The Maze Runner
What’s intriguing about “The Maze Runner”–for a long time, at least–is the way it tells us a story we think we’ve heard countless times before…
If "The Lonely Lady" had even a shred of style and humor, it could qualify as the worst movie of the year. Unfortunately, it's not that good. It's a dog-eat-dog world out there in Hollywood and it's not enough to be merely awful. You need something to set yourself apart. Pia Zadora tries, and she has pluck, but she's just not bad enough all by herself.
The movie is bad in all the usual ways, and it would be easy enough to simply list them: The overacting, the use of "voice-over" narration to bridge awkward chasms between scenes, the predictable plot. But why don't we take all of those things for granted and move on to the truly unspeakable things in this movie. We could make a list:
1. I suppose it was necessary to have a scene in which the heroine is cruelly treated by men. But (a) couldn't they have thought of something other than rape by a garden hose?; and (b) shouldn't such a traumatic event have had some effect on the character?
2. After the rape, Pia is seen being comforted in bed by her mother and a doctor. A single thread of stage makeup, representing blood, has trickled out of her mouth and dried. It is left in place for the entire scene, suggesting that at no point did the doctor, her mother, or any other medical personnel or family member care enough to disturb the makeup in order to make the scene realistic by wiping away the blood.

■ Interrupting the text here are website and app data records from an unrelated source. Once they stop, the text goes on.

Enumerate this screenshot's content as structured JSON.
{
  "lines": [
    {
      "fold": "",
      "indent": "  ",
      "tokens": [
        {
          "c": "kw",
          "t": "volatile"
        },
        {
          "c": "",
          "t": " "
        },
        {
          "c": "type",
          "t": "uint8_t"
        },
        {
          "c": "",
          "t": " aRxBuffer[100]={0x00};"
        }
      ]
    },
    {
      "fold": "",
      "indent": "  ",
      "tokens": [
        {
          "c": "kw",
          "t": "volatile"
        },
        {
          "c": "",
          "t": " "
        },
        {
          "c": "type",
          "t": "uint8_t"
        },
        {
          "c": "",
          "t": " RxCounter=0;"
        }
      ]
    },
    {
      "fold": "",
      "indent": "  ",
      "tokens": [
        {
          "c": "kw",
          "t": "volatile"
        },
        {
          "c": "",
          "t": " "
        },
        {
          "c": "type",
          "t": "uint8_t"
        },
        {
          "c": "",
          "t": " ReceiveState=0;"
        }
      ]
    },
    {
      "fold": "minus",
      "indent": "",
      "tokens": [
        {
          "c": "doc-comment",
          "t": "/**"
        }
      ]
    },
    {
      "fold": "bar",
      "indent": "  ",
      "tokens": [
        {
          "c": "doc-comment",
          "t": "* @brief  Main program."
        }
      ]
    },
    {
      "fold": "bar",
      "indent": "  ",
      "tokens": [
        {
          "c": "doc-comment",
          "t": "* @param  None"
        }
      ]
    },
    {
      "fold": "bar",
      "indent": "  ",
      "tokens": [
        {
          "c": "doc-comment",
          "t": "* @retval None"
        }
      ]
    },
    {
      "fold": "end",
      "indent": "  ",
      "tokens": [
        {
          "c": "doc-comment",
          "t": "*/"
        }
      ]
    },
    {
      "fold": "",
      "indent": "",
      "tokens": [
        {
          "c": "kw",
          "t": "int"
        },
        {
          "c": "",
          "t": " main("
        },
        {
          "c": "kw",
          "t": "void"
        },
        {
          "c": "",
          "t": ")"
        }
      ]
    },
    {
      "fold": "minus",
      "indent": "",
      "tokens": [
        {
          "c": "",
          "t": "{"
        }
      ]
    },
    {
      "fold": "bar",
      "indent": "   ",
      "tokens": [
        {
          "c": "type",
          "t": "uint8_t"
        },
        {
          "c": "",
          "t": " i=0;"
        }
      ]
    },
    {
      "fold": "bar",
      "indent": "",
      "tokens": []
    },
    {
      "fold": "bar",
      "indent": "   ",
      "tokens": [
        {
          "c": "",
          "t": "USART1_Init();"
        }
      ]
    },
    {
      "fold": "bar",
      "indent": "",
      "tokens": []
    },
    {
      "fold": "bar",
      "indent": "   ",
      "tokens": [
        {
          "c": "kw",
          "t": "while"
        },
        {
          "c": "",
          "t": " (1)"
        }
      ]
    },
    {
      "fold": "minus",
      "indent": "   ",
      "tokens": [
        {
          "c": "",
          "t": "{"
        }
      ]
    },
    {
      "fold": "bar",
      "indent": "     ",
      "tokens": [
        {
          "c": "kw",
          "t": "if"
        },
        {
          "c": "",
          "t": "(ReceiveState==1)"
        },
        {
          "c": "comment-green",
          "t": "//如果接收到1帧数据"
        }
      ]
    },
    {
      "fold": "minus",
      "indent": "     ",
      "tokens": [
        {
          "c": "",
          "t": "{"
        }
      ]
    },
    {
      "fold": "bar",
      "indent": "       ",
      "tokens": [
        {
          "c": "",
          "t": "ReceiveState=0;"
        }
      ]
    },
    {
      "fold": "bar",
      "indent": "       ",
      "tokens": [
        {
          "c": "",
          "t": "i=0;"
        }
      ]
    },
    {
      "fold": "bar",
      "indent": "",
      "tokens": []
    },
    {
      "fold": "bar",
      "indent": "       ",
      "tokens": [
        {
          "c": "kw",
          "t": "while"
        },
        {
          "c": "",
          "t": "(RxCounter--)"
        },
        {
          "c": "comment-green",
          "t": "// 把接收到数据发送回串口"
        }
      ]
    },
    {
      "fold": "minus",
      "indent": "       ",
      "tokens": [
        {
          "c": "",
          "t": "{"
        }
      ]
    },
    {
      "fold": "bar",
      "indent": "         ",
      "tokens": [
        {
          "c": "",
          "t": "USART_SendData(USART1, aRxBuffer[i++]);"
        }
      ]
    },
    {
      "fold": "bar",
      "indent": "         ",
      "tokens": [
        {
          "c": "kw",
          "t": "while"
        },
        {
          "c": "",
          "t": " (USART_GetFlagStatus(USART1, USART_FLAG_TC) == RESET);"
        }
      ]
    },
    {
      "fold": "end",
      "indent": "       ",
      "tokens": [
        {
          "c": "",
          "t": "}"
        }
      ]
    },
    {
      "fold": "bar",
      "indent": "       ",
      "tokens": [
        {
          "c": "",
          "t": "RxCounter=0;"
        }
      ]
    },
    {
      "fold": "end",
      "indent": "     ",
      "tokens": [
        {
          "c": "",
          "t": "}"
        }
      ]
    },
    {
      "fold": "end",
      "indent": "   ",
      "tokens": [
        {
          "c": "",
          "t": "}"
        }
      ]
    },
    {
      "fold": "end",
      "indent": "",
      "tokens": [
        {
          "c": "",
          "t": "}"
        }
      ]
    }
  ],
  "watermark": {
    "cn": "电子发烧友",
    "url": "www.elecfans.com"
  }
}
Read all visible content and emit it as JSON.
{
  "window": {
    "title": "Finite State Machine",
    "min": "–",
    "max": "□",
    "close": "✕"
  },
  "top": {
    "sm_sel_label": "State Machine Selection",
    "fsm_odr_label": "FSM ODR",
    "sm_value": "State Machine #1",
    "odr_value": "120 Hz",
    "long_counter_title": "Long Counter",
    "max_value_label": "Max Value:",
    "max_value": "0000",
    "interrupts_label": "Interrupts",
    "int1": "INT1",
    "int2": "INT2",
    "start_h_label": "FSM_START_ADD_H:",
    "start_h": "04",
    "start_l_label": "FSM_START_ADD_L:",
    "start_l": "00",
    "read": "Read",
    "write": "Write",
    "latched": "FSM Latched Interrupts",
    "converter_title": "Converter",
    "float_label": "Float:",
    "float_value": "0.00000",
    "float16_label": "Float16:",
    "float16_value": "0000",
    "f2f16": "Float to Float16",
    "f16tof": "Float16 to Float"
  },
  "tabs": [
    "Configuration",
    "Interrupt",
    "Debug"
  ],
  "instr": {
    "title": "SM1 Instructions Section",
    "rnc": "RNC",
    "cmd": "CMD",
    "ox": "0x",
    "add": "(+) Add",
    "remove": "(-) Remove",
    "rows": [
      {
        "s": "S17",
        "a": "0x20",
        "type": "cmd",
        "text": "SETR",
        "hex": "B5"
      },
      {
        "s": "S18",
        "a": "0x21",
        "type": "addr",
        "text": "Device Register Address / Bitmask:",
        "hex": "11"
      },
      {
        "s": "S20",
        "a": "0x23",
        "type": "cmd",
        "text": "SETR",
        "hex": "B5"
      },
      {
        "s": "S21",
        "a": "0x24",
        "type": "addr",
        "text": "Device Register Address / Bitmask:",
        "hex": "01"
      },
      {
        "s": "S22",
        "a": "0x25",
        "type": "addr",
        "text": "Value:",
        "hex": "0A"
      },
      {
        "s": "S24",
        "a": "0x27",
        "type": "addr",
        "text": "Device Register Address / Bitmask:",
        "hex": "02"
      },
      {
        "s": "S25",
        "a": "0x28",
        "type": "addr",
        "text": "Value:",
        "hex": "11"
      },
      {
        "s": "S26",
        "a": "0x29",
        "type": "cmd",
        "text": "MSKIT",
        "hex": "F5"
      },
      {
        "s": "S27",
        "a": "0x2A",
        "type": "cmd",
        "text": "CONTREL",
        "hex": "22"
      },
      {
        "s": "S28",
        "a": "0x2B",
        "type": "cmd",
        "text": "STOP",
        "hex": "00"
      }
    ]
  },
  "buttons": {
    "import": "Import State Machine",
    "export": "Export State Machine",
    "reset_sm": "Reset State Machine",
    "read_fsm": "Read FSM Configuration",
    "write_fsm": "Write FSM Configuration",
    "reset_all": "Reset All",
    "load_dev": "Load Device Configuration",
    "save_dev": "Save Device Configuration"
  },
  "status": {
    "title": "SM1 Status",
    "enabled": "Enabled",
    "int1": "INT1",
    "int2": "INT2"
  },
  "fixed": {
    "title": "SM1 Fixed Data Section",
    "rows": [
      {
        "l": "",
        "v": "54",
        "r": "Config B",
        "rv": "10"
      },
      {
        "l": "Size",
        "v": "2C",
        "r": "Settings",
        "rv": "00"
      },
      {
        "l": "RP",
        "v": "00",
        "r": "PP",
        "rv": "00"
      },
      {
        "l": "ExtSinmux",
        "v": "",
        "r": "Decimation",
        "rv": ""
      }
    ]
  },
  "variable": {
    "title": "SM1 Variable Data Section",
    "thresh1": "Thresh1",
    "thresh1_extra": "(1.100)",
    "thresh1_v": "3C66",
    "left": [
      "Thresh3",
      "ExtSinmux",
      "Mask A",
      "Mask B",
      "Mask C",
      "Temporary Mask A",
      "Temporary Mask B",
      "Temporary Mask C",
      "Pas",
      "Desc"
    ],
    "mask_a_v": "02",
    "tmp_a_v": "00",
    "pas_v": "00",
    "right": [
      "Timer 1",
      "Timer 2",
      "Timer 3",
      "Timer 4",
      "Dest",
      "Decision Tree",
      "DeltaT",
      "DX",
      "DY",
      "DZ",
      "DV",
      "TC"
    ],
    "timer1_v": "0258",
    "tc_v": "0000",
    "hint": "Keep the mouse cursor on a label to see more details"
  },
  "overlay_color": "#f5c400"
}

3. Proper nouns are missing from this movie. It seems to exist in a generic alternative universe in which nothing has its own name. The Oscars are known as "these awards" or "the awards." After Pia and her first lover leave a movie, they have this conversation: "I liked him better." "I liked her better." No him or her is identified. This is the kind of conversation that results when a screenplay says, "They leave the theater and briefly discuss the movie," but the screenplay doesn't care what movie they saw.
4. The movie has no time for emotional transitions. When Pia marries the successful Hollywood writer, he is attentive and caring in one scene, and a sadist in the next, simply because the plot requires him to act that way. No motivation. When Pia goes crazy, it's not so much in reaction to what's been happening to her (she survived the garden hose with nary a backward glance) but because the script requires it, so that, later, she can pull herself back together again just as arbitrarily.
5. The movie's whole plot hinges on Pia's ability to rewrite a scene better than her jealous writer-husband. When the star of her husband's movie weeps that she can't play a certain graveyard scene, Pia whips out the portable typewriter and writes brilliant new dialogue for the star. What, you may ask, does Pia write? Here's what: She has the grieving widow kneel by the side of the open grave and cry out (are you ready for this?) "Why? Why!!!" That's it. That's the brilliant dialogue. And it can be used for more than death scene, let me tell you. In fact, I walked out of this movie saying to myself, "Why? Why!!!"
Part ten in Scout Tafoya's The Unloved series tackles "The Village."
A new look at the role of hero and villain in Ridley Scott's "Blade Runner."
As we mourn Abrams’ macho Star Trek obliteration, it’s a good time to revisit that most Star Trek-ian of accomplishme...
This message came to me from a reader named Peter Svensland. He and a fr...